"Croatian National Bank Governor Boris Vujcic said on Monday that inflation might be the most serious potential "cost" of introducing the euro, however, this year, that influence on the total inflation rate could be less than 10%, so he believes this isn't something to be overly bothered about," state agency Hina said on Monday.
Vujcic added that the rest of inflation will be generated from entirely different sources, primarily the prices of energy. He expects that the first half of this year will see strong inflationary pressure whereas “deflating” is expected in the second half.
Vujcic said that the best prevention against prices increasing is competition, adding that state intervention is only justifiable where monopolies exist. In the months prior to and after introducing the euro, consumers have to avoid those who increase their prices and buy from those who don’t, he said, believing that the best protection against price increases is showing prices in both kuna and euro.
With regard to losing monetary sovereignty once Croatia enters the euro area, Vujcic recalled that the central bank has been maintaining a fixed exchange rate since the 1990s.
Hence, it is not using it actively as a monetary policy instrument, considering that a 10 percent depreciation of the kuna against the euro, due to the high level of eurosation of the economy and households, the debt for all sectors in Croatia would increase by more than HRK 50 billion whereas appreciation of the kuna would disrupt the Croatian economy’s competitiveness, that is exports, said Vujcic.
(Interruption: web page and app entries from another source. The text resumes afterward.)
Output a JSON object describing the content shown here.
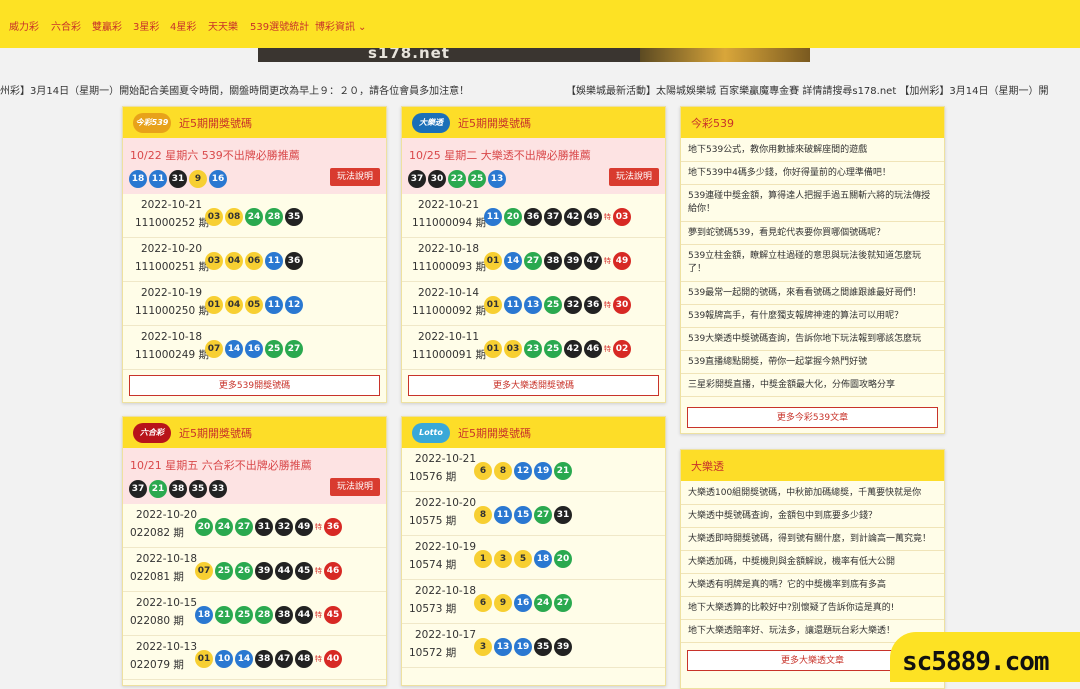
{
  "nav": {
    "items": [
      "威力彩",
      "六合彩",
      "雙贏彩",
      "3星彩",
      "4星彩",
      "天天樂",
      "539選號統計",
      "博彩資訊"
    ]
  },
  "banner": {
    "text": "s178.net"
  },
  "marquee": {
    "left": "州彩】3月14日（星期一）開始配合美國夏令時間，關盤時間更改為早上９：２０，請各位會員多加注意！",
    "right": "【娛樂城最新活動】太陽城娛樂城 百家樂贏魔專金賽 詳情請搜尋s178.net 【加州彩】3月14日（星期一）開"
  },
  "colors": {
    "nav_bg": "#fde224",
    "title_red": "#c8332a",
    "yellow": "#f7cf32",
    "green": "#2aa94f",
    "blue": "#2a78d1",
    "black": "#222222",
    "red": "#d72924"
  },
  "special_label": "特",
  "panels": {
    "p539": {
      "logo": "今彩539",
      "title": "近5期開獎號碼",
      "promo": "10/22 星期六 539不出牌必勝推薦",
      "promo_balls": [
        {
          "n": "18",
          "c": "blue"
        },
        {
          "n": "11",
          "c": "blue"
        },
        {
          "n": "31",
          "c": "black"
        },
        {
          "n": "9",
          "c": "yellow"
        },
        {
          "n": "16",
          "c": "blue"
        }
      ],
      "rules_label": "玩法說明",
      "draws": [
        {
          "date": "2022-10-21",
          "no": "111000252 期",
          "balls": [
            {
              "n": "03",
              "c": "yellow"
            },
            {
              "n": "08",
              "c": "yellow"
            },
            {
              "n": "24",
              "c": "green"
            },
            {
              "n": "28",
              "c": "green"
            },
            {
              "n": "35",
              "c": "black"
            }
          ]
        },
        {
          "date": "2022-10-20",
          "no": "111000251 期",
          "balls": [
            {
              "n": "03",
              "c": "yellow"
            },
            {
              "n": "04",
              "c": "yellow"
            },
            {
              "n": "06",
              "c": "yellow"
            },
            {
              "n": "11",
              "c": "blue"
            },
            {
              "n": "36",
              "c": "black"
            }
          ]
        },
        {
          "date": "2022-10-19",
          "no": "111000250 期",
          "balls": [
            {
              "n": "01",
              "c": "yellow"
            },
            {
              "n": "04",
              "c": "yellow"
            },
            {
              "n": "05",
              "c": "yellow"
            },
            {
              "n": "11",
              "c": "blue"
            },
            {
              "n": "12",
              "c": "blue"
            }
          ]
        },
        {
          "date": "2022-10-18",
          "no": "111000249 期",
          "balls": [
            {
              "n": "07",
              "c": "yellow"
            },
            {
              "n": "14",
              "c": "blue"
            },
            {
              "n": "16",
              "c": "blue"
            },
            {
              "n": "25",
              "c": "green"
            },
            {
              "n": "27",
              "c": "green"
            }
          ]
        }
      ],
      "more": "更多539開獎號碼"
    },
    "biglotto": {
      "logo": "大樂透",
      "title": "近5期開獎號碼",
      "promo": "10/25 星期二 大樂透不出牌必勝推薦",
      "promo_balls": [
        {
          "n": "37",
          "c": "black"
        },
        {
          "n": "30",
          "c": "black"
        },
        {
          "n": "22",
          "c": "green"
        },
        {
          "n": "25",
          "c": "green"
        },
        {
          "n": "13",
          "c": "blue"
        }
      ],
      "rules_label": "玩法說明",
      "draws": [
        {
          "date": "2022-10-21",
          "no": "111000094 期",
          "balls": [
            {
              "n": "11",
              "c": "blue"
            },
            {
              "n": "20",
              "c": "green"
            },
            {
              "n": "36",
              "c": "black"
            },
            {
              "n": "37",
              "c": "black"
            },
            {
              "n": "42",
              "c": "black"
            },
            {
              "n": "49",
              "c": "black"
            }
          ],
          "sp": "03"
        },
        {
          "date": "2022-10-18",
          "no": "111000093 期",
          "balls": [
            {
              "n": "01",
              "c": "yellow"
            },
            {
              "n": "14",
              "c": "blue"
            },
            {
              "n": "27",
              "c": "green"
            },
            {
              "n": "38",
              "c": "black"
            },
            {
              "n": "39",
              "c": "black"
            },
            {
              "n": "47",
              "c": "black"
            }
          ],
          "sp": "49"
        },
        {
          "date": "2022-10-14",
          "no": "111000092 期",
          "balls": [
            {
              "n": "01",
              "c": "yellow"
            },
            {
              "n": "11",
              "c": "blue"
            },
            {
              "n": "13",
              "c": "blue"
            },
            {
              "n": "25",
              "c": "green"
            },
            {
              "n": "32",
              "c": "black"
            },
            {
              "n": "36",
              "c": "black"
            }
          ],
          "sp": "30"
        },
        {
          "date": "2022-10-11",
          "no": "111000091 期",
          "balls": [
            {
              "n": "01",
              "c": "yellow"
            },
            {
              "n": "03",
              "c": "yellow"
            },
            {
              "n": "23",
              "c": "green"
            },
            {
              "n": "25",
              "c": "green"
            },
            {
              "n": "42",
              "c": "black"
            },
            {
              "n": "46",
              "c": "black"
            }
          ],
          "sp": "02"
        }
      ],
      "more": "更多大樂透開獎號碼"
    },
    "marksix": {
      "logo": "六合彩",
      "title": "近5期開獎號碼",
      "promo": "10/21 星期五 六合彩不出牌必勝推薦",
      "promo_balls": [
        {
          "n": "37",
          "c": "black"
        },
        {
          "n": "21",
          "c": "green"
        },
        {
          "n": "38",
          "c": "black"
        },
        {
          "n": "35",
          "c": "black"
        },
        {
          "n": "33",
          "c": "black"
        }
      ],
      "rules_label": "玩法說明",
      "draws": [
        {
          "date": "2022-10-20",
          "no": "022082 期",
          "balls": [
            {
              "n": "20",
              "c": "green"
            },
            {
              "n": "24",
              "c": "green"
            },
            {
              "n": "27",
              "c": "green"
            },
            {
              "n": "31",
              "c": "black"
            },
            {
              "n": "32",
              "c": "black"
            },
            {
              "n": "49",
              "c": "black"
            }
          ],
          "sp": "36"
        },
        {
          "date": "2022-10-18",
          "no": "022081 期",
          "balls": [
            {
              "n": "07",
              "c": "yellow"
            },
            {
              "n": "25",
              "c": "green"
            },
            {
              "n": "26",
              "c": "green"
            },
            {
              "n": "39",
              "c": "black"
            },
            {
              "n": "44",
              "c": "black"
            },
            {
              "n": "45",
              "c": "black"
            }
          ],
          "sp": "46"
        },
        {
          "date": "2022-10-15",
          "no": "022080 期",
          "balls": [
            {
              "n": "18",
              "c": "blue"
            },
            {
              "n": "21",
              "c": "green"
            },
            {
              "n": "25",
              "c": "green"
            },
            {
              "n": "28",
              "c": "green"
            },
            {
              "n": "38",
              "c": "black"
            },
            {
              "n": "44",
              "c": "black"
            }
          ],
          "sp": "45"
        },
        {
          "date": "2022-10-13",
          "no": "022079 期",
          "balls": [
            {
              "n": "01",
              "c": "yellow"
            },
            {
              "n": "10",
              "c": "blue"
            },
            {
              "n": "14",
              "c": "blue"
            },
            {
              "n": "38",
              "c": "black"
            },
            {
              "n": "47",
              "c": "black"
            },
            {
              "n": "48",
              "c": "black"
            }
          ],
          "sp": "40"
        }
      ]
    },
    "lotto": {
      "logo": "Lotto",
      "title": "近5期開獎號碼",
      "draws": [
        {
          "date": "2022-10-21",
          "no": "10576 期",
          "balls": [
            {
              "n": "6",
              "c": "yellow"
            },
            {
              "n": "8",
              "c": "yellow"
            },
            {
              "n": "12",
              "c": "blue"
            },
            {
              "n": "19",
              "c": "blue"
            },
            {
              "n": "21",
              "c": "green"
            }
          ]
        },
        {
          "date": "2022-10-20",
          "no": "10575 期",
          "balls": [
            {
              "n": "8",
              "c": "yellow"
            },
            {
              "n": "11",
              "c": "blue"
            },
            {
              "n": "15",
              "c": "blue"
            },
            {
              "n": "27",
              "c": "green"
            },
            {
              "n": "31",
              "c": "black"
            }
          ]
        },
        {
          "date": "2022-10-19",
          "no": "10574 期",
          "balls": [
            {
              "n": "1",
              "c": "yellow"
            },
            {
              "n": "3",
              "c": "yellow"
            },
            {
              "n": "5",
              "c": "yellow"
            },
            {
              "n": "18",
              "c": "blue"
            },
            {
              "n": "20",
              "c": "green"
            }
          ]
        },
        {
          "date": "2022-10-18",
          "no": "10573 期",
          "balls": [
            {
              "n": "6",
              "c": "yellow"
            },
            {
              "n": "9",
              "c": "yellow"
            },
            {
              "n": "16",
              "c": "blue"
            },
            {
              "n": "24",
              "c": "green"
            },
            {
              "n": "27",
              "c": "green"
            }
          ]
        },
        {
          "date": "2022-10-17",
          "no": "10572 期",
          "balls": [
            {
              "n": "3",
              "c": "yellow"
            },
            {
              "n": "13",
              "c": "blue"
            },
            {
              "n": "19",
              "c": "blue"
            },
            {
              "n": "35",
              "c": "black"
            },
            {
              "n": "39",
              "c": "black"
            }
          ]
        }
      ]
    },
    "news539": {
      "title": "今彩539",
      "items": [
        "地下539公式，教你用數據來破解座間的遊戲",
        "地下539中4碼多少錢，你好得量前的心理準備吧！",
        "539連碰中獎金額，算得達人把握手過五關斬六將的玩法傳授給你！",
        "夢到蛇號碼539，看見蛇代表要你買哪個號碼呢？",
        "539立柱金額，瞭解立柱過碰的意思與玩法後就知道怎麼玩了！",
        "539最常一起開的號碼，來看看號碼之間誰跟誰最好哥們！",
        "539報牌高手，有什麼獨支報牌神速的算法可以用呢？",
        "539大樂透中獎號碼查詢，告訴你地下玩法報到哪該怎麼玩",
        "539直播總點開獎，帶你一起掌握今熱門好號",
        "三星彩開獎直播，中獎金額最大化，分佈圖攻略分享"
      ],
      "more": "更多今彩539文章"
    },
    "newsBig": {
      "title": "大樂透",
      "items": [
        "大樂透100組開獎號碼，中秋節加碼總獎，千萬要快就是你",
        "大樂透中獎號碼查詢，金額包中到底要多少錢？",
        "大樂透即時開獎號碼，得到號有關什麼，到計論高一萬究竟！",
        "大樂透加碼，中獎機則與金額解說，機率有低大公開",
        "大樂透有明牌是真的嗎？它的中獎機率到底有多高",
        "地下大樂透算的比較好中?別懷疑了告訴你這是真的!",
        "地下大樂透賠率好、玩法多，讓還題玩台彩大樂透！"
      ],
      "more": "更多大樂透文章"
    }
  },
  "watermark": "sc5889.com"
}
He revealed that fairly reliable data indicate that citizens are holding as much as 36 billion kuna (€4.8bn) in cash. He called on citizens to deposit cash in banks which would facilitate conversion once Croatia enters the euro area.
(€1 = 7.52 kuna)